I’m not a “real” runner

When I advertise my beginner’s courses I always ask the question “Have you always wanted to be able to run?” I believe that people have a real desire to be able to run and become runners.  I used to look at runners before I ran and would say to myself I wish I could run.  So when do you become a runner, at what point can you call yourself a runner?

One of the most common things I hear from my runners is that they don’t believe they are real runners.  The reasons they give me are that they are last in the group/race/parkrun, that they have to walk a bit, that they don’t enter races, or have never completed a park run or that there times are rubbish. That they down own a sports watch or wear lycra and that they are not stick thin. So what constitutes as a “real” runner?

For me, a person becomes a runner the moment they realise that they enjoy moving more than not moving. It doesn’t matter how slow you run, running is running, the motion of running, doesn’t matter if you can walk quicker, is that there is always one foot off the ground.  Race walking is an Olympic sport and the rules clearly state that both feet should be on the ground at the same time (a met an Olympic race walker and her 10k time for race walking was so much faster than my 10k for running).  When you run, at least one foot is off the ground at any one time, this is running, pure and simple and you are allowed to call yourself a runner.

That’s why balance and posture is so important when you first learn to run, if your shoulders are back and down and your head high and you can keep balanced, you look like a runner, no-one knows if you’ve just run 20 miles or 20 metres so try not to worry about what other people may think, if you have one foot off the ground at any one time you are a runner!

As you progress on your running journey you will start to enjoy running, you will hopefully get into good habits and run on a regular basis, whether it’s once, twice, three times a week—or even seven, you will feel a need to head out of the front door and just enjoy the freedom of running.

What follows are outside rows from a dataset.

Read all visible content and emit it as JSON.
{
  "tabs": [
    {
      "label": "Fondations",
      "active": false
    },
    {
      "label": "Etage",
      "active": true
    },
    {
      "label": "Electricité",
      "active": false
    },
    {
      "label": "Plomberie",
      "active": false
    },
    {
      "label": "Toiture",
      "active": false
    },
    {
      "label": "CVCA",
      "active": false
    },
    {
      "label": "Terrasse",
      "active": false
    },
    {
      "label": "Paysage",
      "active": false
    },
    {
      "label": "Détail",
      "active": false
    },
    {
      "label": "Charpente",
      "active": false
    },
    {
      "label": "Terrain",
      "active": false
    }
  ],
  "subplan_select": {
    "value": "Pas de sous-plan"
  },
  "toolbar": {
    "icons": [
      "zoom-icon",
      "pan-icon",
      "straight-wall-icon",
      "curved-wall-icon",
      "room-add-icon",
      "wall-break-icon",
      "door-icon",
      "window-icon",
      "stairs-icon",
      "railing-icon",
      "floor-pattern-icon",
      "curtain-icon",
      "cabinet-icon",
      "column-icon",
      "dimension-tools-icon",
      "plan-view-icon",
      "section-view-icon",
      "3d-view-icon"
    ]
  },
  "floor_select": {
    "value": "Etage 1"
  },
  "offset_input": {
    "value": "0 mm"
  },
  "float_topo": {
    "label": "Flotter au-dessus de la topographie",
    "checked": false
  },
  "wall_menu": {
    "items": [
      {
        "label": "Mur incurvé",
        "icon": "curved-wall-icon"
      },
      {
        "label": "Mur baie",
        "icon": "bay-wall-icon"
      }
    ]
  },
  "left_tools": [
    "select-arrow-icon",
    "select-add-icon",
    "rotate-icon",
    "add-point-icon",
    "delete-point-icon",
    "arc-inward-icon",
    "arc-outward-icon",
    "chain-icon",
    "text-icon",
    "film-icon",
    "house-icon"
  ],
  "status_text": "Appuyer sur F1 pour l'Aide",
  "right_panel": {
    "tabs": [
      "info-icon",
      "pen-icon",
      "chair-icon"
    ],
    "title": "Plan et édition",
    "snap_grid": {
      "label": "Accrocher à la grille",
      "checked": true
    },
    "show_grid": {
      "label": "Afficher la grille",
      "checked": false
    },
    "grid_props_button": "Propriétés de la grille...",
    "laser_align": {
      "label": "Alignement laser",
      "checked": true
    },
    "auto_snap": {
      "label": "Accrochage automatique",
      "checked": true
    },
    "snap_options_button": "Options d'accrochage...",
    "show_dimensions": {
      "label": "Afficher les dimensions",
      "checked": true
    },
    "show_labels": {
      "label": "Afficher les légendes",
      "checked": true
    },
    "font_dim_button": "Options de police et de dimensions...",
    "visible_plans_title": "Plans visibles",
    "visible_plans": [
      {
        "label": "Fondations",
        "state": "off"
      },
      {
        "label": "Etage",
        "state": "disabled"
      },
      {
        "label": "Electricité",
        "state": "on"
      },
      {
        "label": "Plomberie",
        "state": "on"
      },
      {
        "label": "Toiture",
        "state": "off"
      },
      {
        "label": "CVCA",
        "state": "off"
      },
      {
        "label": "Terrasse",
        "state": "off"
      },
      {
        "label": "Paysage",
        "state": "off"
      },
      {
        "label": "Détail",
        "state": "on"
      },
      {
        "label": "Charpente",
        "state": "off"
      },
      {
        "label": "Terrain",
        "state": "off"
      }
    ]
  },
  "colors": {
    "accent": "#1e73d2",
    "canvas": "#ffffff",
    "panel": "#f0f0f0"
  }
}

A runner looks forward to their runs and plans their days around them and if they can’t run for any reason then they miss it.

And don’t forget it’s not about pace, distance, or races, it’s about your mindset and about your commitment to get out the door and move, listen to some music and forget the stress of life. As Charlotte said to me yesterday, runner’s come in all shapes and sizes and they are all runners, you don’t have to reach some mystical, imaginary milestone or take part in a secret initiation test to join the world of runners, if you run then you are a runner.

My aim is to help you learn how to run, help you improve, to give you advice and show you where you may be going wrong. Running correctly enables you to run more efficiently and therefore the idea is that it becomes easier and less of a chore.

Running can give you the confidence to achieve things that you never thought you could, it enables you to have time out from day to day life and it keeps happy levels topped up.  

 


Homework Week 3

Week 3 Homework

RunVerity Session 3

Walk for 2 mins, run for 30 secs, walk for 2 mins, run for 30 secs.  Do this for 20 mins.

To warm up walk briskly to increase the heart rate.  Try to face any fears you may have, this week it is about getting started.

Head out of the front door and repeat session 3